On February 17, Lieutenant-General Sami Enan, Egypt’s former armed forces chief-of-staff, announced that he would be running for president. One can be forgiven for asking: Why? Enan’s candidacy seems impractical and impracticable. Based on what is known publicly, which actually is not very much, it is widely assumed that Field Marshal Abdel Fattah al-Sisi will be the military’s candidate. It seems hard to imagine that if al-Sisi runs, he would have much trouble winning. Despite the crude propaganda in the form of al-Sisi sweets, sandwiches, pajamas, posters, t-shirts, and odes to the man, there are many Egyptians who seem inclined—at this moment—to want the Field Marshal’s firm hand. Enan, whose sterling reputation was tarnished during the 18 months he was the second-in-command of the Supreme Council of the Armed Forces, does not have the kind of broad appeal of al-Sisi. So what is going on? Why does Sami Enan want to be the president? As with everything in Egypt, Enan’s candidacy may (or may not) be a bit more complicated than a man with an ambition to lead a great country back from the brink. Read more »

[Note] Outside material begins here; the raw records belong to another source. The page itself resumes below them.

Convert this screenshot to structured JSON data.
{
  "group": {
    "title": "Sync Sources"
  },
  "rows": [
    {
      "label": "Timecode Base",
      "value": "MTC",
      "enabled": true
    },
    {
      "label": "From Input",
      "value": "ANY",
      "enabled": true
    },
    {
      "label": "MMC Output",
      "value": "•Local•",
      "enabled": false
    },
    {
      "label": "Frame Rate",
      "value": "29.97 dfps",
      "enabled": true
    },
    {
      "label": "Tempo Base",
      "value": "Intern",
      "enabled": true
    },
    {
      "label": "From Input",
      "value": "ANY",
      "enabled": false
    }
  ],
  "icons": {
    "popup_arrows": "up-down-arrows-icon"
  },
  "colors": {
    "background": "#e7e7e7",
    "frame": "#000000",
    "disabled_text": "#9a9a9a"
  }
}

Ahmet Erdi Ozturk says that the sphere of authority of Turkey’s Directorate of Religious Affairs should be redefined. Read more »
There will be light blogging for the next week because…well…you can see why. Thanks!
Last week, a knowledgeable and respected DC-based Egypt expert commented that Field Marshal Abdel Fattah al Sisi is “just a cog in the machine.” It is not at all clear what exactly this means. If there is a machine, who is behind it? And if it is not al Sisi, who is it? The “cog in the machine” explanation of Egyptian politics is not new, it has just become more pronounced over the last three years. It ranks high with other myths of Egyptian politics, notably the “evil genius” view of senior military commanders who allegedly pull levers and push buttons in a masterful subterfuge that produces only the outcomes that serve the military’s interests. Perhaps al Sisi is a cog in the military’s machine, but it seems that Egyptian politics are more prosaic. Read more »
The Palestinian-Israeli conflict and the never-ending peace process are back. Not that they ever went away, but the conflict has gotten far more newsprint and bandwidth in the last week or so than it has over the last six months. On Sunday, the New York Times ran three pieces in its “Sunday Review” section that touched on the conflict. Essays by Hirsh Goodman and Omar Barghouti dealt specifically with the Boycott, Divestment, and Sanctions (BDS) campaign—an issue bound up in politics and fraught with emotions that is linked to the efficacy of non-violent protest, the fight against South African apartheid in the 1980s, and the long effort to deny the Jewish connection to the territory that is now Israel and the West Bank. Read more »
From the Potomac to the Euphrates examines how debates about Mideast policy in Washington connect to the region, with a special focus on Egypt and Turkey.